Unfortunately for Thomas, plans quickly began to fall through once Curie arrived in America.  On May 12th, Thomas wrote to Meloney to confirm cancellation of the radium laboratory trips, noting her disappointment that luncheon at Bryn Mawr had also been cancelled. The garden party was still scheduled as planned, but Thomas hoped to secure more of the scientist’s time. She entreated Meloney to convince Curie to substitute a “brief lecture, or half a brief lecture, in French” for Bryn Mawr students, and asked her to explain to Curie that the only reason why the college was not conferring upon her an honorary degree was because the founders had not granted that power. A couple days later, Thomas wrote to her Vice-Chairman, Dr. John G. Clark, to explain the reason behind the cancellations: Curie had decided to secretly visit the Welsbach plant in New Jersey, which produced mesothorium (an isotope of radium).

May 19th brought more bad news. Thomas wrote Dr. Martha Tracy of the Women’s Medical College to inform her of changes to the itinerary. Curie’s heart had failed, and “she had on Tuesday night two very serious heart attacks.” As a result, all functions were to be cancelled or minimized as much as possible. Curie would arrive at ceremonies just in time to receive the honorary degrees or awards, then leave immediately. Her daughters would attend the full ceremonies and other events in her stead. Curie managed to attend some of the award ceremonies and did indeed visit the Welsbach plant, where she was presented with 50 milligrams of mesothorium, but she arrived late to Philadelphia and her daughters stood in for her on many occasions. Thomas was forced to concede most of her grand plans for Curie’s visit, but the much-anticipated garden party still took place. According to the Bryn Mawr College News of June 1st, 1921 there were 700 guests in attendance, but Curie was too ill to receive or speak and was forced to leave the party early. Her daughter and lab assistant Irene stepped in on the same day to present a lecture to Bryn Mawr students about her mother’s work and discoveries.

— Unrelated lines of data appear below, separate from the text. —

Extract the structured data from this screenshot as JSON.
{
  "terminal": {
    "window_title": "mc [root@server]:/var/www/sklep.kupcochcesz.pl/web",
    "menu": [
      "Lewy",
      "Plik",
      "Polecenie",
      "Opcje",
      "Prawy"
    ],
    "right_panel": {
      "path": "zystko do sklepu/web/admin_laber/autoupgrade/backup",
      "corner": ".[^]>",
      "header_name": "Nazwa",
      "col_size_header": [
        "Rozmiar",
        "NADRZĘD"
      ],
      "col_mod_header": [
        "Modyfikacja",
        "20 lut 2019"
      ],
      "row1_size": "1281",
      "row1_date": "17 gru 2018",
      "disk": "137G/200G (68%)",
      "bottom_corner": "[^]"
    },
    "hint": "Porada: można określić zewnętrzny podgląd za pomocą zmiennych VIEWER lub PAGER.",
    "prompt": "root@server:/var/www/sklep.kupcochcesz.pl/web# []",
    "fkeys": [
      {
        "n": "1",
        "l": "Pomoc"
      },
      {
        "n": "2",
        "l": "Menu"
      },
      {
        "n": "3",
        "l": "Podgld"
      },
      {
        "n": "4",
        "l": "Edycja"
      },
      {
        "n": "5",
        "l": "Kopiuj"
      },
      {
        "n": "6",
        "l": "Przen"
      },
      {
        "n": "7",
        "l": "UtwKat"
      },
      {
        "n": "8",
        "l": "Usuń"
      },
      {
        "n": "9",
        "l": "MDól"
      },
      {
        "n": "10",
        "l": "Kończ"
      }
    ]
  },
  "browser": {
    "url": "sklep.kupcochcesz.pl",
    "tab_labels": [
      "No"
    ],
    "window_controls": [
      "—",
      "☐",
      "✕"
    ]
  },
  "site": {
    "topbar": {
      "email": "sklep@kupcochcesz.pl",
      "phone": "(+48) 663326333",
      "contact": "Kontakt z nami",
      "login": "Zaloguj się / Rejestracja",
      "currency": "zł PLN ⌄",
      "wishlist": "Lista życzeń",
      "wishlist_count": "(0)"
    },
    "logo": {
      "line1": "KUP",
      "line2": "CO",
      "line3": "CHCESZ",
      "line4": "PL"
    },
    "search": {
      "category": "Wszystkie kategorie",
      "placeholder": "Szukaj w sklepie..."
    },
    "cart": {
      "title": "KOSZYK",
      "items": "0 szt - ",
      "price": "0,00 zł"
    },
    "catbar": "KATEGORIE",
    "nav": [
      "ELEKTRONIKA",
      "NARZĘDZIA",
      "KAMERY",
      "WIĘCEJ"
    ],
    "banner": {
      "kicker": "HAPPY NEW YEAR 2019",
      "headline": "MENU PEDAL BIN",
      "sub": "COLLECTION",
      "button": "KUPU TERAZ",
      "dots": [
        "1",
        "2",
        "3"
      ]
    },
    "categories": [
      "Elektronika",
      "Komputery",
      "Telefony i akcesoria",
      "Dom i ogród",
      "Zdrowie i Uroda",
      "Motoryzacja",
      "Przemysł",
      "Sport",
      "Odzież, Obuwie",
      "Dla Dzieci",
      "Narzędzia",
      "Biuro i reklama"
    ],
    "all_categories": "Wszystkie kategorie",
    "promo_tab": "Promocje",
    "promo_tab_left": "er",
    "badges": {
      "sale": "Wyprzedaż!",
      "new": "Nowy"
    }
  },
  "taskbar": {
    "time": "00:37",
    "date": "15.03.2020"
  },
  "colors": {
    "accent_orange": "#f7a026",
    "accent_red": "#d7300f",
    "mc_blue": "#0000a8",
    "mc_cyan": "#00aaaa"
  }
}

Although Thomas and Curie did not end up interacting as much as the former had hoped, they did correspond occasionally after the trip. Thomas sent Curie some newspaper cuttings which she thought she would be interested in, and there is a record of Thomas receiving a card and picture from Curie addressed to the students of Bryn Mawr. Thomas and Meloney continued to write as well, and in 1929 Meloney wrote telling Thomas of a recent discussion with Curie in which the scientist had spoken of her fond memories of meeting Thomas.